"We could highlight their extraordinary capacity to interact with different types of pollinators. Contrary to most plants, many orchids do not produce nectar or other substances to compensate insects and birds that visit them," Vale said.
Orchids continue to attract floral visitors with their colors and shapes, despite the lack of nectar, allowing the plants' sexual reproduction in a process known as deceit pollination.
The Plant Ecology and Evolution research team from UVigo is studying ecological and evolutionary consequences of deceit pollination in orchids that are endemic to the Greater Antilles: Cuba, Jamaica, Hispaniola and Puerto Rico. One question the research team is attempting to answer is if deceit orchids have a greater taxonomic and genetic diversity than other nectar producing species.
The team is attempting to reconstruct the evolutionary history of orchids. They also want to study the effects of pollinators in the reproduction of plants, and how this interaction has modeled the colorful aspect of these Caribbean flowers.

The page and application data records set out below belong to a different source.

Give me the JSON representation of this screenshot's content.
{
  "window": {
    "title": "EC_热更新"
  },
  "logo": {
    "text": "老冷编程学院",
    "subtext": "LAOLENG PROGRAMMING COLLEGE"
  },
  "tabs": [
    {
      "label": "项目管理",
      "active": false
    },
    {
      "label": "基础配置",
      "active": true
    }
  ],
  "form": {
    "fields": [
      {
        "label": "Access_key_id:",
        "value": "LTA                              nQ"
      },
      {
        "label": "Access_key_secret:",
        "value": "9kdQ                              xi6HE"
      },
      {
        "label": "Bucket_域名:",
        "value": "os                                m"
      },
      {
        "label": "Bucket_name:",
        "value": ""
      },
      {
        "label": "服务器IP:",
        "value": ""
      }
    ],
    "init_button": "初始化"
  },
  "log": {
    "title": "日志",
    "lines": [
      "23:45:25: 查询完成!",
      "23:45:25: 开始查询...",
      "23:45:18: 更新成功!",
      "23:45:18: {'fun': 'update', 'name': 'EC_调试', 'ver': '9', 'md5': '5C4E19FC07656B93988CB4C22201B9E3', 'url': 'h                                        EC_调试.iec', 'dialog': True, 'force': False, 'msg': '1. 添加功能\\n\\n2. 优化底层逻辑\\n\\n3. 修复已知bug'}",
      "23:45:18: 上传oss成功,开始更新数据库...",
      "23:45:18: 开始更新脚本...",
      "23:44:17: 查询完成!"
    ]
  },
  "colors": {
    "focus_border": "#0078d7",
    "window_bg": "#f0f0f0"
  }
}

"Despite the fact that T. riparia's flowers have a complete central petal, just like other species that make up a subgenre endemic to Cuba; the way they grow is very similar to a more widespread group that seems to have diverged on the neighboring island of Hispaniola. Our work provides molecular evidence of the greater relationship of T. riparia with these species on the neighboring island. This is in consonance with the geological history of the Caribbean islands, according to which the eastern end of Cuba was in close contact with that land", pointed out Vale.
Researchers are trying to estimate how many millions of years ago Caribbean flowers such as these emerged. This knowledge will enable them to test whether the ancestor of these species was already in Cuba, or if it evolved from an ancestor that colonized the island.
"Just as with most orchids, which offer no compensation to their pollinators, Encyclia navarroi and Tetramicra riparia receive very few visits from bees. This is one of the basic reasons that guarantee the survival of these plants, and also help protect the populations of their pollinators", explained the scientist.